2. The Essays of Warren Buffett: Lessons for Corporate America ($32)
First published in 1997, Warren Buffet’s book is another oldie full of reliable advice. If you’re going to be a long-term investor, Buffett is the best person to learn from.
One of the most successful investors in modern history, Buffett gives new investors a peek into how a company can increase its value and how management can interact with shareholders.
He details how his company, Berkshire Hathaway Inc., shares the interests of its shareholders, and how he buys shares of businesses that are trading at a discount from their inherent value. Buffett is the ultimate buy-and-hold investor, and he’s worth studying for his long-term strategy.
3. Investing for Dummies by Eric Tyson ($23)
Part of the “Dummies” series, this book is in its seventh edition. If you’ve ever read any of the “Dummies” books, then you already know how easy they are to read.
This book is meant as a primer on all aspects of investing, from managing a portfolio to investing in individual stocks, opening a small business, and understanding the tax implications of your investing decisions.
The book makes it easy to skip parts that you already know well, and to jump to areas you want to read more about. Don’t eliminate it just because of the simple title. It has more heft to it than you might think.
4. A Random Walk Down Wall Street by Burton Malkiel ($19.95)
This is another classic that was first published in 1973. More than 1.3 million copies have been sold since it was first published.
It’s a how-to guide to building a balanced, diversified portfolio, mostly with low-cost index funds. Malkiel makes the case that stock prices are difficult to predict just by looking at past moves or at a company’s balance sheets. If people could use such information to predict how a stock will perform, he argues, then other investors would have already done it, and the price would reflect that.
Random Walk also explains how investors shouldn’t accept high fees from a mutual fund manager. If markets are largely efficient, then managers shouldn’t be able to beat the market consistently; and their fees don’t make sense because they don’t beat low-cost index funds. And that’s where Malkiel recommends investing: index funds that anyone can do reasonably well in, since it’s so hard to get an edge in trading.
He does warn, however, that the markets may not always be efficient, and that his recommendations shouldn’t cause you to forget risky conditions.
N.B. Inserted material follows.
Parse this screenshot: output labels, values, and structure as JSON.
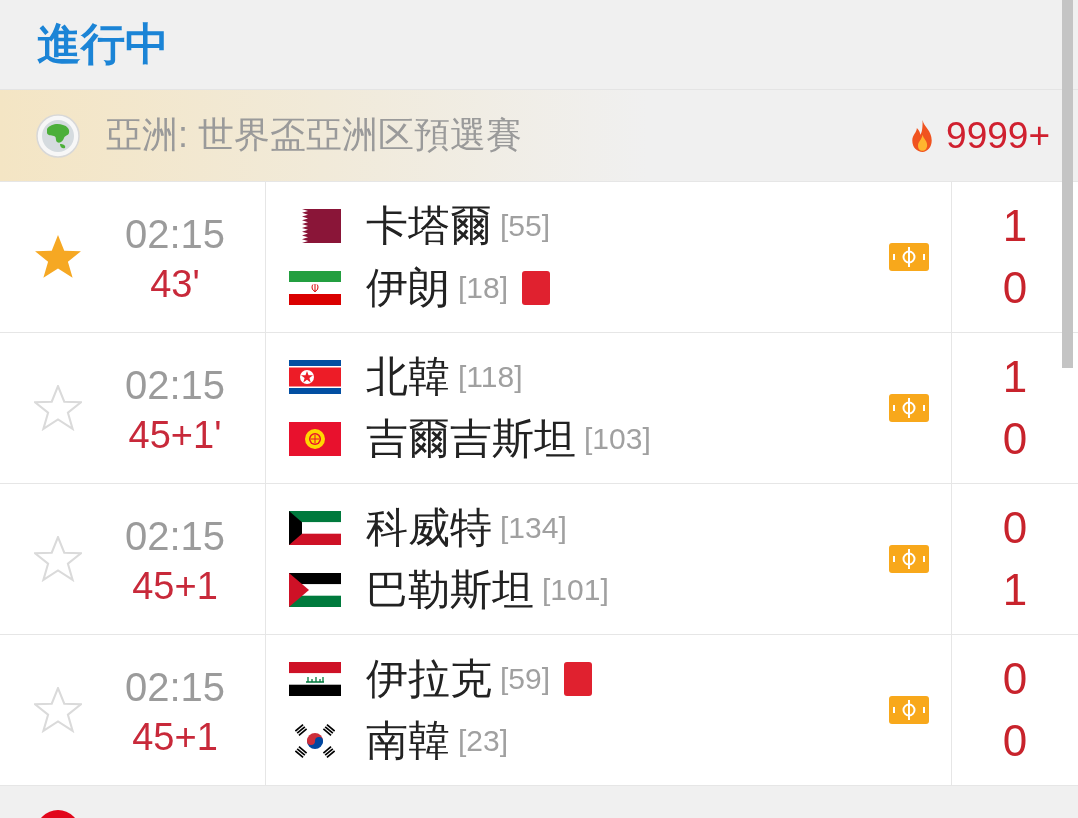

From the Dutch tulip craze to tech and real estate booms, there are plenty of examples of how markets can be irrational and speculative.
5. The Dhandho Investor by Mohnish Pabrai ($34.95)
The Dhandho Investor is a break from the investing jargon that pops up in some of the aforementioned books. (Though those books are still easy to read.)
Pabrai gives a contemporary look at value investing in plain English through the experience of the Patels – a group of ethnic Indians who immigrated to the United States in the 1970s after Uganda’s dictator Idi Amin pushed them out of the country.
The Patels came to America with little capital and not much formal education. But they built a hotel empire, and today, they own around a quarter of the roadside motels in the U.S.
They have a “coin toss” rule of thumb that leads to investing when risk is low and the upside is high:
Heads, I win.
Tails, I don’t lose much.
The book will train you to think like a contrarian as a value investor who invests in undervalued stocks.
If you can’t find the time to read any of these books aimed at new investors, then read the famous three-by-five index card by UC Chicago social scientist Harold Pollack. It lists just about all the financial advice you’ll ever need, and it’s a lot cheaper and easier than many books.